In the records below, count the lines that have "getModel" and answer with the number alone.

** Given records follows **

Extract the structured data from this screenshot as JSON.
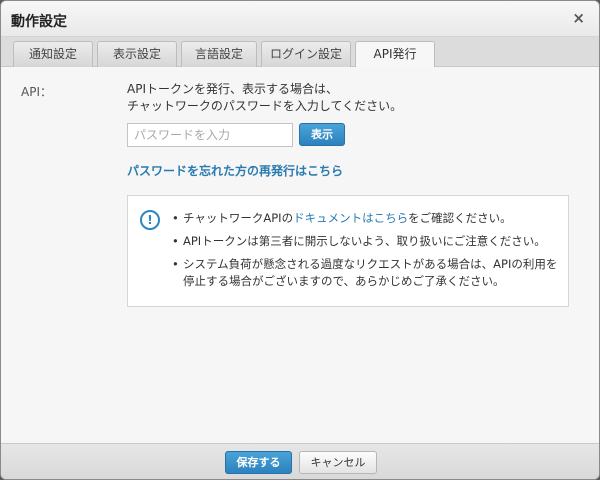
{
  "dialog": {
    "title": "動作設定",
    "close_icon": "close-icon",
    "close_glyph": "×"
  },
  "tabs": [
    {
      "label": "通知設定",
      "active": false
    },
    {
      "label": "表示設定",
      "active": false
    },
    {
      "label": "言語設定",
      "active": false
    },
    {
      "label": "ログイン設定",
      "active": false
    },
    {
      "label": "API発行",
      "active": true
    }
  ],
  "api": {
    "label": "API：",
    "description_line1": "APIトークンを発行、表示する場合は、",
    "description_line2": "チャットワークのパスワードを入力してください。",
    "password_placeholder": "パスワードを入力",
    "password_value": "",
    "show_button": "表示",
    "reissue_link": "パスワードを忘れた方の再発行はこちら"
  },
  "notice": {
    "icon": "info-icon",
    "icon_glyph": "!",
    "item1_prefix": "チャットワークAPIの",
    "item1_link": "ドキュメントはこちら",
    "item1_suffix": "をご確認ください。",
    "item2": "APIトークンは第三者に開示しないよう、取り扱いにご注意ください。",
    "item3": "システム負荷が懸念される過度なリクエストがある場合は、APIの利用を停止する場合がございますので、あらかじめご了承ください。"
  },
  "footer": {
    "save_button": "保存する",
    "cancel_button": "キャンセル"
  },
  "colors": {
    "accent": "#2b82bd",
    "link": "#2a7ab0"
  }
}
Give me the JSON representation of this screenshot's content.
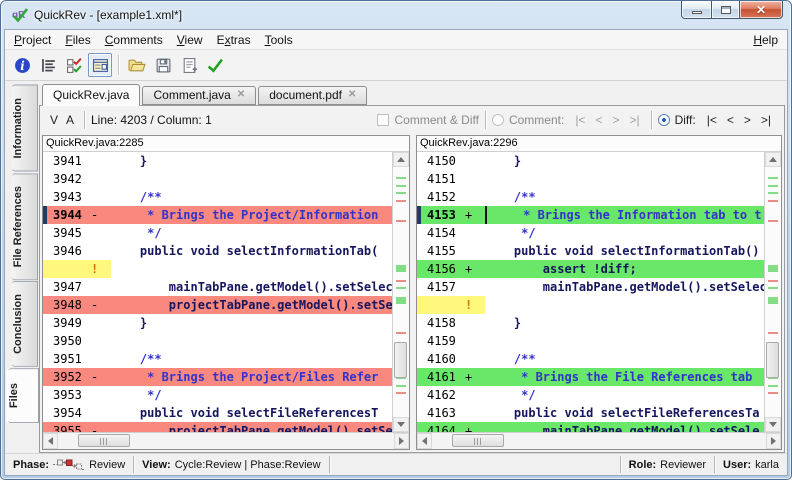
{
  "window": {
    "title": "QuickRev - [example1.xml*]"
  },
  "menu": {
    "items": [
      {
        "label": "Project",
        "accel": 0
      },
      {
        "label": "Files",
        "accel": 0
      },
      {
        "label": "Comments",
        "accel": 0
      },
      {
        "label": "View",
        "accel": 0
      },
      {
        "label": "Extras",
        "accel": 1
      },
      {
        "label": "Tools",
        "accel": 0
      }
    ],
    "help": {
      "label": "Help",
      "accel": 0
    }
  },
  "toolbar": {
    "icons": [
      "info-icon",
      "comment-list-icon",
      "checklist-icon",
      "file-view-toggle-icon",
      "open-folder-icon",
      "save-icon",
      "report-icon",
      "validate-check-icon"
    ],
    "pressed_index": 3
  },
  "side_tabs": [
    {
      "label": "Information",
      "active": false
    },
    {
      "label": "File References",
      "active": false
    },
    {
      "label": "Conclusion",
      "active": false
    },
    {
      "label": "Files",
      "active": true
    }
  ],
  "doc_tabs": [
    {
      "label": "QuickRev.java",
      "active": true,
      "closable": false
    },
    {
      "label": "Comment.java",
      "active": false,
      "closable": true
    },
    {
      "label": "document.pdf",
      "active": false,
      "closable": true
    }
  ],
  "subtoolbar": {
    "v": "V",
    "a": "A",
    "caret_status": "Line: 4203 / Column: 1",
    "comment_diff_label": "Comment & Diff",
    "comment_label": "Comment:",
    "diff_label": "Diff:",
    "nav": [
      "|<",
      "<",
      ">",
      ">|"
    ]
  },
  "panes": [
    {
      "header": "QuickRev.java:2285",
      "vthumb_pct": 70,
      "hthumb_pct": 6,
      "lines": [
        {
          "num": "3941",
          "mark": "",
          "text": "    }",
          "kind": "code",
          "bg": "none"
        },
        {
          "num": "3942",
          "mark": "",
          "text": "",
          "kind": "code",
          "bg": "none"
        },
        {
          "num": "3943",
          "mark": "",
          "text": "    /**",
          "kind": "comment",
          "bg": "none"
        },
        {
          "num": "3944",
          "mark": "-",
          "text": "     * Brings the Project/Information",
          "kind": "comment",
          "bg": "removed",
          "current": true
        },
        {
          "num": "3945",
          "mark": "",
          "text": "     */",
          "kind": "comment",
          "bg": "none"
        },
        {
          "num": "3946",
          "mark": "",
          "text": "    public void selectInformationTab(",
          "kind": "code",
          "bg": "none"
        },
        {
          "num": "",
          "mark": "!",
          "text": "",
          "kind": "code",
          "bg": "note"
        },
        {
          "num": "3947",
          "mark": "",
          "text": "        mainTabPane.getModel().setSelec",
          "kind": "code",
          "bg": "none"
        },
        {
          "num": "3948",
          "mark": "-",
          "text": "        projectTabPane.getModel().setSe",
          "kind": "code",
          "bg": "removed"
        },
        {
          "num": "3949",
          "mark": "",
          "text": "    }",
          "kind": "code",
          "bg": "none"
        },
        {
          "num": "3950",
          "mark": "",
          "text": "",
          "kind": "code",
          "bg": "none"
        },
        {
          "num": "3951",
          "mark": "",
          "text": "    /**",
          "kind": "comment",
          "bg": "none"
        },
        {
          "num": "3952",
          "mark": "-",
          "text": "     * Brings the Project/Files Refer",
          "kind": "comment",
          "bg": "removed"
        },
        {
          "num": "3953",
          "mark": "",
          "text": "     */",
          "kind": "comment",
          "bg": "none"
        },
        {
          "num": "3954",
          "mark": "",
          "text": "    public void selectFileReferencesT",
          "kind": "code",
          "bg": "none"
        },
        {
          "num": "3955",
          "mark": "-",
          "text": "        projectTabPane.getModel().setSel",
          "kind": "code",
          "bg": "removed",
          "partial": true
        }
      ]
    },
    {
      "header": "QuickRev.java:2296",
      "vthumb_pct": 70,
      "hthumb_pct": 6,
      "lines": [
        {
          "num": "4150",
          "mark": "",
          "text": "    }",
          "kind": "code",
          "bg": "none"
        },
        {
          "num": "4151",
          "mark": "",
          "text": "",
          "kind": "code",
          "bg": "none"
        },
        {
          "num": "4152",
          "mark": "",
          "text": "    /**",
          "kind": "comment",
          "bg": "none"
        },
        {
          "num": "4153",
          "mark": "+",
          "text": "     * Brings the Information tab to t",
          "kind": "comment",
          "bg": "added",
          "current": true,
          "caret": true
        },
        {
          "num": "4154",
          "mark": "",
          "text": "     */",
          "kind": "comment",
          "bg": "none"
        },
        {
          "num": "4155",
          "mark": "",
          "text": "    public void selectInformationTab()",
          "kind": "code",
          "bg": "none"
        },
        {
          "num": "4156",
          "mark": "+",
          "text": "        assert !diff;",
          "kind": "code",
          "bg": "added"
        },
        {
          "num": "4157",
          "mark": "",
          "text": "        mainTabPane.getModel().setSelect",
          "kind": "code",
          "bg": "none"
        },
        {
          "num": "",
          "mark": "!",
          "text": "",
          "kind": "code",
          "bg": "note"
        },
        {
          "num": "4158",
          "mark": "",
          "text": "    }",
          "kind": "code",
          "bg": "none"
        },
        {
          "num": "4159",
          "mark": "",
          "text": "",
          "kind": "code",
          "bg": "none"
        },
        {
          "num": "4160",
          "mark": "",
          "text": "    /**",
          "kind": "comment",
          "bg": "none"
        },
        {
          "num": "4161",
          "mark": "+",
          "text": "     * Brings the File References tab",
          "kind": "comment",
          "bg": "added"
        },
        {
          "num": "4162",
          "mark": "",
          "text": "     */",
          "kind": "comment",
          "bg": "none"
        },
        {
          "num": "4163",
          "mark": "",
          "text": "    public void selectFileReferencesTa",
          "kind": "code",
          "bg": "none"
        },
        {
          "num": "4164",
          "mark": "+",
          "text": "        mainTabPane.getModel().setSele",
          "kind": "code",
          "bg": "added",
          "partial": true
        }
      ]
    }
  ],
  "scroll_marks": [
    {
      "p": 4,
      "c": "g"
    },
    {
      "p": 7,
      "c": "g"
    },
    {
      "p": 10,
      "c": "g"
    },
    {
      "p": 13,
      "c": "r"
    },
    {
      "p": 21,
      "c": "r"
    },
    {
      "p": 39,
      "c": "G"
    },
    {
      "p": 45,
      "c": "r"
    },
    {
      "p": 48,
      "c": "g"
    },
    {
      "p": 52,
      "c": "G"
    },
    {
      "p": 66,
      "c": "r"
    },
    {
      "p": 70,
      "c": "g"
    },
    {
      "p": 73,
      "c": "g"
    },
    {
      "p": 77,
      "c": "r"
    },
    {
      "p": 84,
      "c": "g"
    },
    {
      "p": 87,
      "c": "g"
    },
    {
      "p": 90,
      "c": "r"
    }
  ],
  "statusbar": {
    "phase_label": "Phase:",
    "phase_value": "Review",
    "view_label": "View:",
    "view_value": "Cycle:Review | Phase:Review",
    "role_label": "Role:",
    "role_value": "Reviewer",
    "user_label": "User:",
    "user_value": "karla"
  },
  "colors": {
    "removed_bg": "#F9887F",
    "added_bg": "#68E768",
    "note_bg": "#FFF87D",
    "note_mark": "#C87800",
    "comment_text": "#3333CC",
    "code_text": "#16165E",
    "current_edge": "#1E3C64",
    "scroll_mark_green": "#86DC86",
    "scroll_mark_red": "#E88C86"
  }
}
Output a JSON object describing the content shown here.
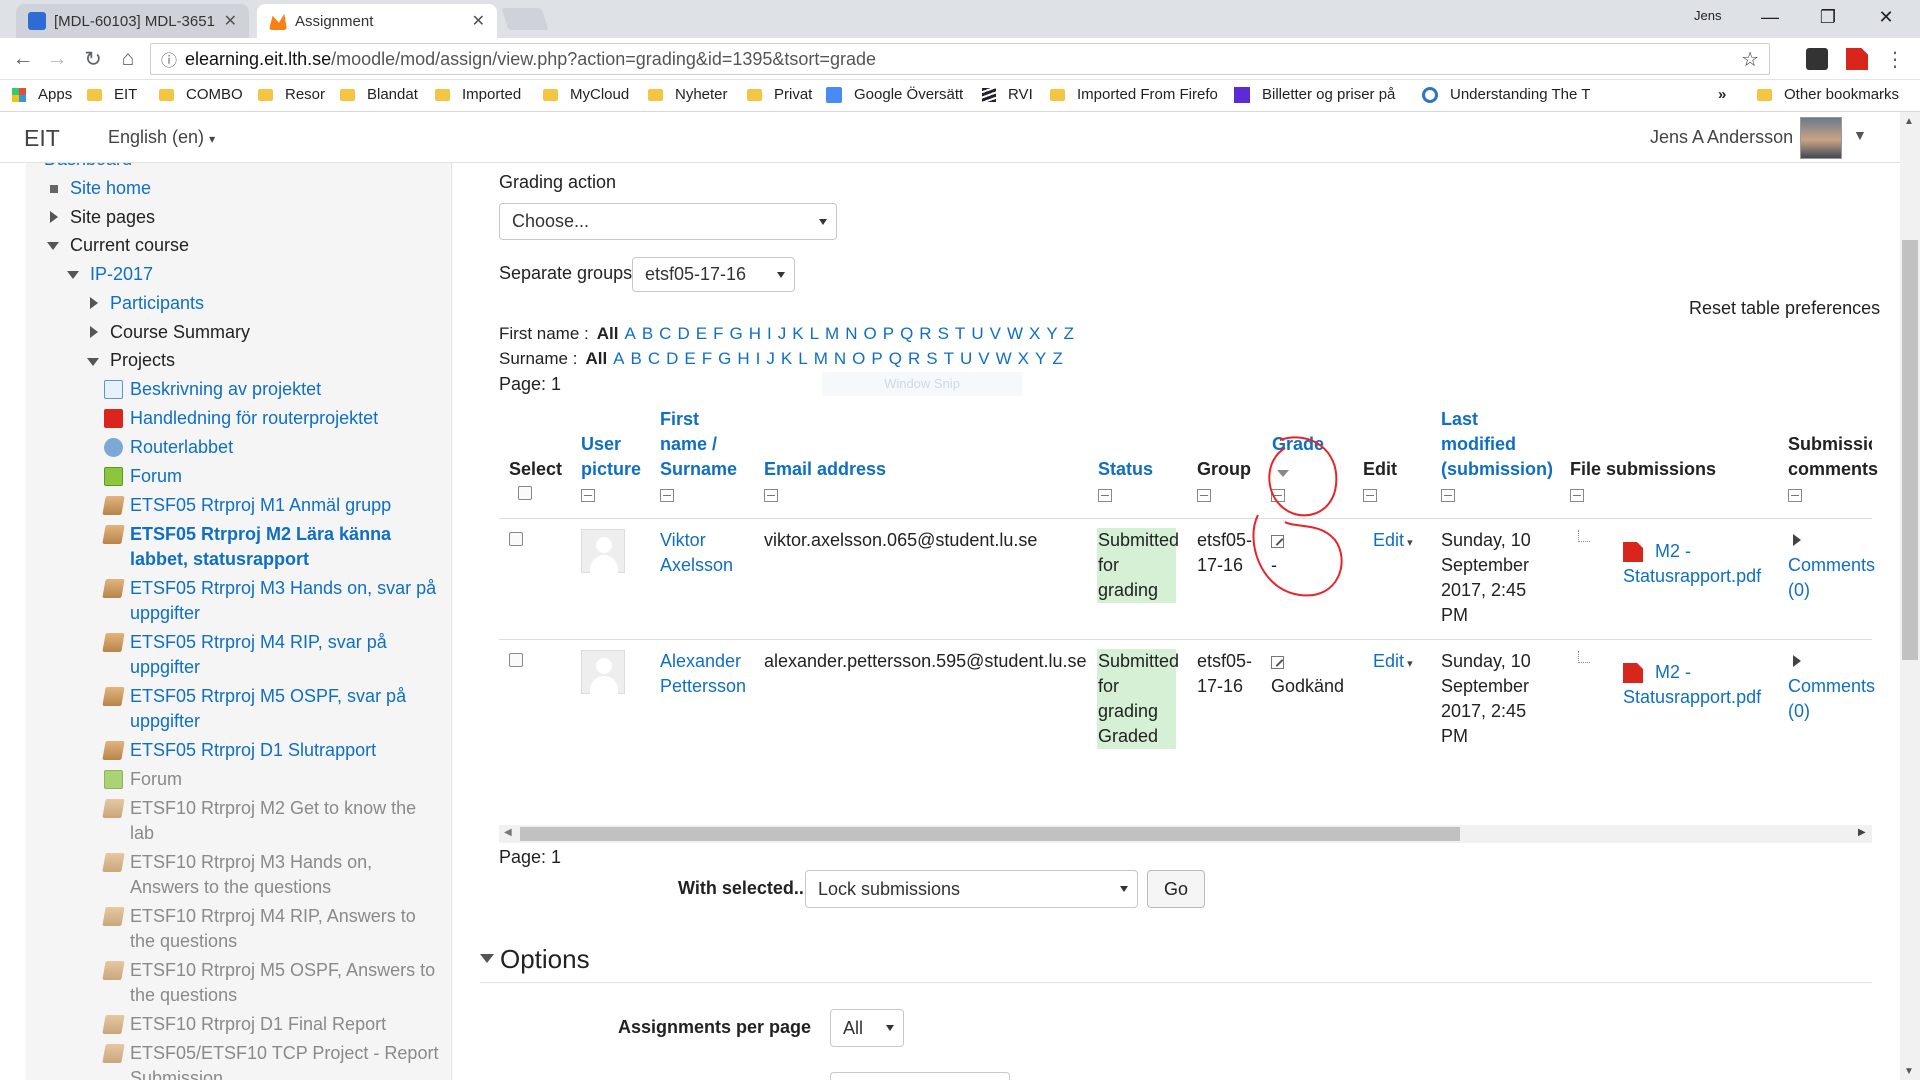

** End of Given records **

### Output for this task
5